It is incumbent upon them to be vigilant and cautious, discreet and watchful, and protect at all times the Temple 181 of the Cause from the dart of the mischief-maker and the onslaught of the enemy.
They must endeavor to promote amity and concord amongst the friends, efface every lingering trace of distrust, coolness and estrangement from every heart, and secure in its stead an active and whole-hearted cooperation for the service of the Cause.

They must do their utmost to extend at all times the helping hand to the poor, the sick, the disabled, the orphan, the widow, irrespective of color, caste and creed.

They must promote by every means in their power the material as well as the spiritual enlightenment of youth, the means for the education of children, institute, whenever possible, Bahá’í educational institutions, organize and supervise their work and provide the best means for their progress and development. …
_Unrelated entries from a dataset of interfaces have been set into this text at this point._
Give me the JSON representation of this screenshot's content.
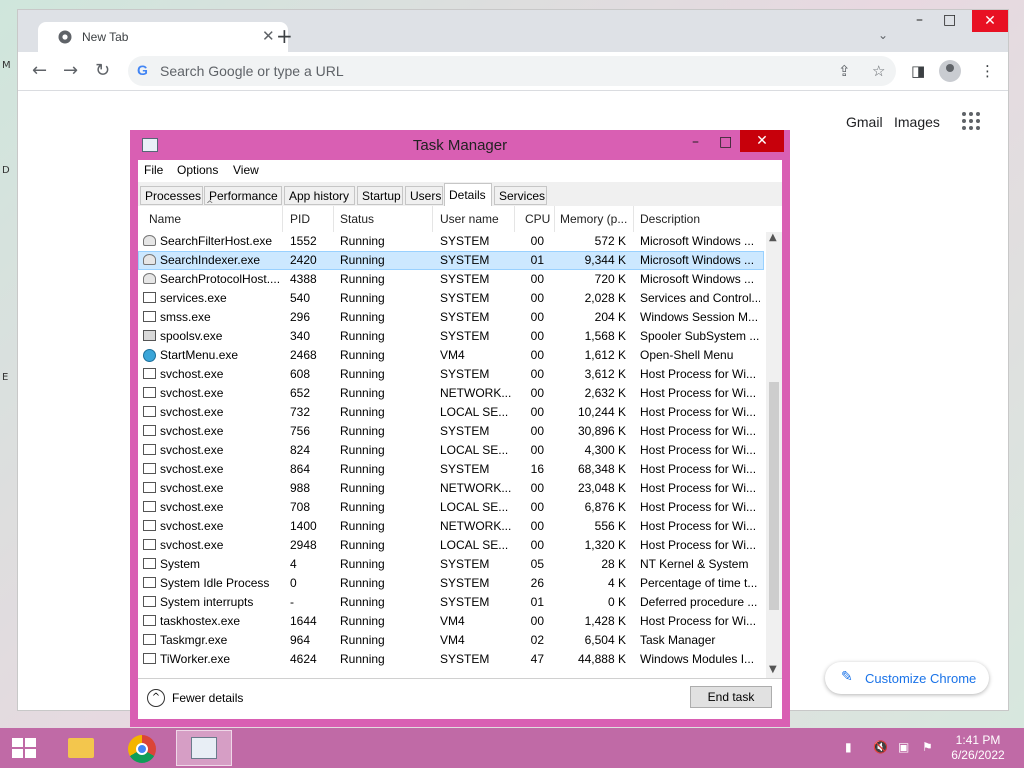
{
  "browser": {
    "tab_title": "New Tab",
    "omnibox_placeholder": "Search Google or type a URL",
    "omnibox_g": "G",
    "gmail": "Gmail",
    "images": "Images",
    "customize": "Customize Chrome"
  },
  "taskmanager": {
    "title": "Task Manager",
    "menu": [
      "File",
      "Options",
      "View"
    ],
    "tabs": [
      "Processes",
      "Performance",
      "App history",
      "Startup",
      "Users",
      "Details",
      "Services"
    ],
    "active_tab": "Details",
    "columns": [
      "Name",
      "PID",
      "Status",
      "User name",
      "CPU",
      "Memory (p...",
      "Description"
    ],
    "rows": [
      {
        "name": "SearchFilterHost.exe",
        "pid": "1552",
        "status": "Running",
        "user": "SYSTEM",
        "cpu": "00",
        "mem": "572 K",
        "desc": "Microsoft Windows ...",
        "icon": "user"
      },
      {
        "name": "SearchIndexer.exe",
        "pid": "2420",
        "status": "Running",
        "user": "SYSTEM",
        "cpu": "01",
        "mem": "9,344 K",
        "desc": "Microsoft Windows ...",
        "icon": "user"
      },
      {
        "name": "SearchProtocolHost....",
        "pid": "4388",
        "status": "Running",
        "user": "SYSTEM",
        "cpu": "00",
        "mem": "720 K",
        "desc": "Microsoft Windows ...",
        "icon": "user"
      },
      {
        "name": "services.exe",
        "pid": "540",
        "status": "Running",
        "user": "SYSTEM",
        "cpu": "00",
        "mem": "2,028 K",
        "desc": "Services and Control...",
        "icon": "window"
      },
      {
        "name": "smss.exe",
        "pid": "296",
        "status": "Running",
        "user": "SYSTEM",
        "cpu": "00",
        "mem": "204 K",
        "desc": "Windows Session M...",
        "icon": "window"
      },
      {
        "name": "spoolsv.exe",
        "pid": "340",
        "status": "Running",
        "user": "SYSTEM",
        "cpu": "00",
        "mem": "1,568 K",
        "desc": "Spooler SubSystem ...",
        "icon": "printer"
      },
      {
        "name": "StartMenu.exe",
        "pid": "2468",
        "status": "Running",
        "user": "VM4",
        "cpu": "00",
        "mem": "1,612 K",
        "desc": "Open-Shell Menu",
        "icon": "globe"
      },
      {
        "name": "svchost.exe",
        "pid": "608",
        "status": "Running",
        "user": "SYSTEM",
        "cpu": "00",
        "mem": "3,612 K",
        "desc": "Host Process for Wi...",
        "icon": "window"
      },
      {
        "name": "svchost.exe",
        "pid": "652",
        "status": "Running",
        "user": "NETWORK...",
        "cpu": "00",
        "mem": "2,632 K",
        "desc": "Host Process for Wi...",
        "icon": "window"
      },
      {
        "name": "svchost.exe",
        "pid": "732",
        "status": "Running",
        "user": "LOCAL SE...",
        "cpu": "00",
        "mem": "10,244 K",
        "desc": "Host Process for Wi...",
        "icon": "window"
      },
      {
        "name": "svchost.exe",
        "pid": "756",
        "status": "Running",
        "user": "SYSTEM",
        "cpu": "00",
        "mem": "30,896 K",
        "desc": "Host Process for Wi...",
        "icon": "window"
      },
      {
        "name": "svchost.exe",
        "pid": "824",
        "status": "Running",
        "user": "LOCAL SE...",
        "cpu": "00",
        "mem": "4,300 K",
        "desc": "Host Process for Wi...",
        "icon": "window"
      },
      {
        "name": "svchost.exe",
        "pid": "864",
        "status": "Running",
        "user": "SYSTEM",
        "cpu": "16",
        "mem": "68,348 K",
        "desc": "Host Process for Wi...",
        "icon": "window"
      },
      {
        "name": "svchost.exe",
        "pid": "988",
        "status": "Running",
        "user": "NETWORK...",
        "cpu": "00",
        "mem": "23,048 K",
        "desc": "Host Process for Wi...",
        "icon": "window"
      },
      {
        "name": "svchost.exe",
        "pid": "708",
        "status": "Running",
        "user": "LOCAL SE...",
        "cpu": "00",
        "mem": "6,876 K",
        "desc": "Host Process for Wi...",
        "icon": "window"
      },
      {
        "name": "svchost.exe",
        "pid": "1400",
        "status": "Running",
        "user": "NETWORK...",
        "cpu": "00",
        "mem": "556 K",
        "desc": "Host Process for Wi...",
        "icon": "window"
      },
      {
        "name": "svchost.exe",
        "pid": "2948",
        "status": "Running",
        "user": "LOCAL SE...",
        "cpu": "00",
        "mem": "1,320 K",
        "desc": "Host Process for Wi...",
        "icon": "window"
      },
      {
        "name": "System",
        "pid": "4",
        "status": "Running",
        "user": "SYSTEM",
        "cpu": "05",
        "mem": "28 K",
        "desc": "NT Kernel & System",
        "icon": "window"
      },
      {
        "name": "System Idle Process",
        "pid": "0",
        "status": "Running",
        "user": "SYSTEM",
        "cpu": "26",
        "mem": "4 K",
        "desc": "Percentage of time t...",
        "icon": "window"
      },
      {
        "name": "System interrupts",
        "pid": "-",
        "status": "Running",
        "user": "SYSTEM",
        "cpu": "01",
        "mem": "0 K",
        "desc": "Deferred procedure ...",
        "icon": "window"
      },
      {
        "name": "taskhostex.exe",
        "pid": "1644",
        "status": "Running",
        "user": "VM4",
        "cpu": "00",
        "mem": "1,428 K",
        "desc": "Host Process for Wi...",
        "icon": "window"
      },
      {
        "name": "Taskmgr.exe",
        "pid": "964",
        "status": "Running",
        "user": "VM4",
        "cpu": "02",
        "mem": "6,504 K",
        "desc": "Task Manager",
        "icon": "window"
      },
      {
        "name": "TiWorker.exe",
        "pid": "4624",
        "status": "Running",
        "user": "SYSTEM",
        "cpu": "47",
        "mem": "44,888 K",
        "desc": "Windows Modules I...",
        "icon": "window"
      }
    ],
    "selected_row": 1,
    "fewer_details": "Fewer details",
    "end_task": "End task"
  },
  "taskbar": {
    "time": "1:41 PM",
    "date": "6/26/2022"
  },
  "colors": {
    "accent": "#d95fb3",
    "taskbar": "#c06aa6",
    "selection": "#cce8ff"
  }
}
They must undertake the arrangement of the regular meetings of the friends, the feasts and the anniversaries, as well as the special gatherings designed to serve and promote the social, intellectual and spiritual interests of their fellow-men.

They must supervise in these days when the Cause is still in its infancy all Bahá’í publications and translations, and provide in general for a dignified and accurate presentation of all Bahá’í literature and its distribution to the general public.
The possibilities inherent in Bahá’í institutions can only be estimated when one realizes how rapidly modern civilization is disintegrating for lack of that spiritual power which can alone supply the necessary attitude of responsibility and humility to the leaders and the requisite loyalty to the individual members of society.